This paper explores responses to COVID-19 by the Buddhist organisation Soka Gakkai in Japan. Sōka means ‘value-creation’, but what kind of ‘value’ was created amidst a global pandemic? So-called ‘new religions’ in the context of Japan are typically presumed to embody a ‘flight from the human world’ into the exotic and remote. SG’s response, however, encouraged people to stay very much within a ‘human-bound world’. How did SG differ compared to other popular responses in Japan that drew on yōkai (or ‘spirits’) for comfort in defeating the soon objectified virus ‘monster’? SG may be well-built for responding to disaster in its extensive grassroots networks and its daily newspaper to provide information. Responding with a renewed focus on study, chanting and outreach also highlights, however, how the meaning of ‘hope’ and ‘well-being’ were generated by internal change while structurally working to realise the SDG s as part of more long-term solutions.

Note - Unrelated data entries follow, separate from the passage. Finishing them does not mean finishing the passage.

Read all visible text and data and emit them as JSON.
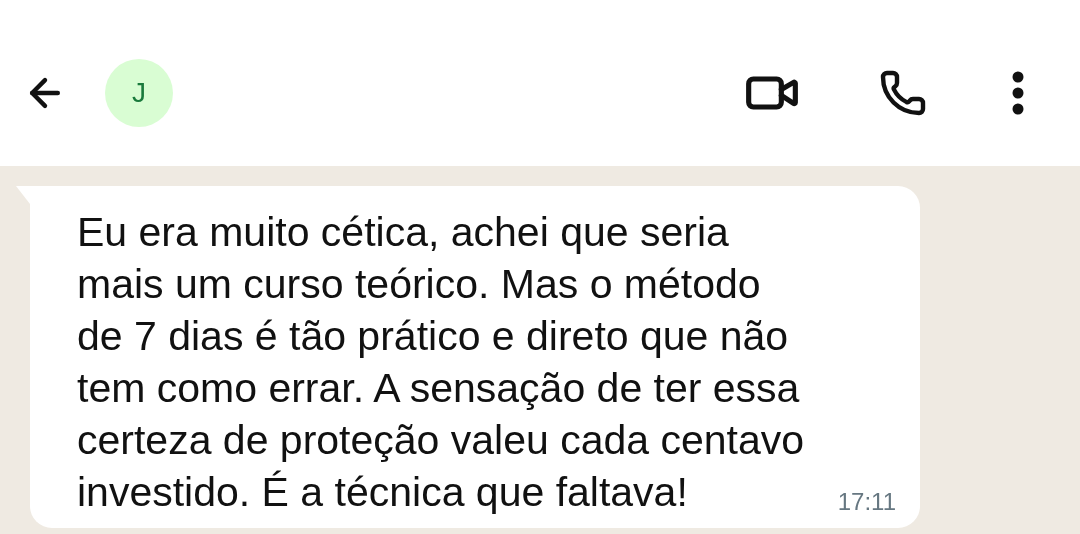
{
  "header": {
    "avatar_letter": "J"
  },
  "message": {
    "lines": [
      "Eu era muito cética, achei que seria",
      "mais um curso teórico. Mas o método",
      "de 7 dias é tão prático e direto que não",
      "tem como errar. A sensação de ter essa",
      "certeza de proteção valeu cada centavo",
      "investido. É a técnica que faltava!"
    ],
    "time": "17:11"
  }
}
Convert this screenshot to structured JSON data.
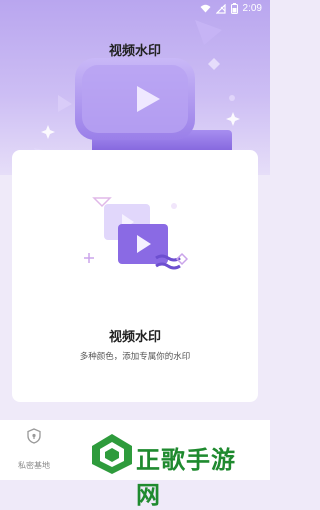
{
  "status_bar": {
    "time": "2:09",
    "battery": ""
  },
  "header": {
    "title": "视频水印"
  },
  "card": {
    "title": "视频水印",
    "description": "多种颜色，添加专属你的水印"
  },
  "bottom_nav": {
    "items": [
      {
        "label": "私密基地",
        "icon": "shield-icon"
      }
    ]
  },
  "watermark": {
    "text": "正歌手游网"
  },
  "colors": {
    "accent": "#8b6ae6",
    "hero_top": "#b9a6ef",
    "logo_green": "#1f8a2f"
  }
}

The introduction to this special issue considers the interdisciplinary study of religious sentiments, religious care and social actions during the COVID-19 outbreak in South-, East- and Southeast Asia. Our approach in terms of nodes and polarisation allows one to visualise a bundle of religious and secular actors and interests, as well as original strategies and actions, in time of pandemic, which sometimes challenge local regimes of truth and authority. In many cases, faith-based NGO s have been complementing the State, activating their powerful channels of mission in urban and rural areas, under the guise of combating COVID-19 crisis. The studies presented here examine several Asian religious actors during this period of COVID-19 crisis; and the ways in which their creative digitalised measures of worship, protection and healing, and their participation in urgent public health and care provisions, have given them the opportunity to renegotiate their relationships with States and societies.